Three months of bed rest forces a pregnant lawyer to reexamine her life.
Quinn Boothroyd managed to neglect her personal life for years. The demands of being a successful corporate lawyer in New York meant Q (her snappy nickname) and her husband, Tom, spent most days amassing huge billable hours. It’s astounding that Q was even able to get pregnant at the pace the couple kept. A diagnosis of oligohydramnios changes everything. The doctor orders a strict bed-rest schedule for the final three months of Q’s pregnancy; ignoring orders could mean risking premature birth or worse. Scared into submission, Q is at first optimistic about her predicament. It’s a perfect opportunity to read the classics and sample some of New York’s finest take-out food. Boredom quickly sets in and then turns to panic as Q realizes she and her husband are woefully unprepared for the baby. The novel is written from the point of view of Q, who records each day of her bed rest. There are far too many lonely rants and descriptions of Q’s sweets-laden diet, and there’s nothing fresh in the romantic portion of the novel. The standard lack of communication between Tom and Q leads to a few predictable fights and tension. Q’s marriage never conjures much sympathy, as both its parties are dull, stubborn and self-involved, leaving the reader to ponder their suitability as parents. An addled subplot involves Q’s ditsy pal falling for one of the couple’s married friends. A bright spot is the author’s rendering of the untenable relationship between Q and her headstrong mother and two competitive sisters, who live in England. When the Boothroyd women fly over to assist Q, personalities clash and the reader is finally given something meaty to feast on.
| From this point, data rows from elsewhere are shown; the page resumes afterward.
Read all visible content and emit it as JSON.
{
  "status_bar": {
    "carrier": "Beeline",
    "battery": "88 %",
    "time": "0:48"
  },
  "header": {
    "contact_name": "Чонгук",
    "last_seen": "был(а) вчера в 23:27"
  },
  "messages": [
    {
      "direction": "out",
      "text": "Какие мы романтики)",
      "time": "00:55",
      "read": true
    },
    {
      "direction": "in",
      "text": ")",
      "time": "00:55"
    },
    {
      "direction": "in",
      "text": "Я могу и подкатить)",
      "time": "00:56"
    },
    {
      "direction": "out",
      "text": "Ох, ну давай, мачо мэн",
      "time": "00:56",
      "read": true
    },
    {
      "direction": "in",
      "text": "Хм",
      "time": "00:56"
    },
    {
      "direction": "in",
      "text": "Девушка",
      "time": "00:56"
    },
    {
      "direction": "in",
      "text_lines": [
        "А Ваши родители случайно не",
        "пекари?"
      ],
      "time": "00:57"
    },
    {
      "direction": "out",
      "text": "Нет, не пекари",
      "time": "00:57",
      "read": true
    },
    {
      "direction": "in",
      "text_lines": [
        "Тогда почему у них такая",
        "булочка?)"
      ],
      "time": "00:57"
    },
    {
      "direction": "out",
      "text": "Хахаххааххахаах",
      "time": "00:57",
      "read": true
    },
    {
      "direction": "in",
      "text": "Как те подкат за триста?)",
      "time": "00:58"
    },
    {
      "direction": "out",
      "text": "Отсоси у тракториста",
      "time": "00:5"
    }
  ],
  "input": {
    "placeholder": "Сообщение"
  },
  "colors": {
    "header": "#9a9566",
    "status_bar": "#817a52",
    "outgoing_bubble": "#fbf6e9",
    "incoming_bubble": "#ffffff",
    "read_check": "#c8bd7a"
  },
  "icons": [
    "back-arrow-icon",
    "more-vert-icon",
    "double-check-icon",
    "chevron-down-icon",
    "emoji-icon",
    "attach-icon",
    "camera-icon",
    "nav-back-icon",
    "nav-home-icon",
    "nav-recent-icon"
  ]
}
The estrogen-fueled conflicts aren’t enough to save this tiresome tale.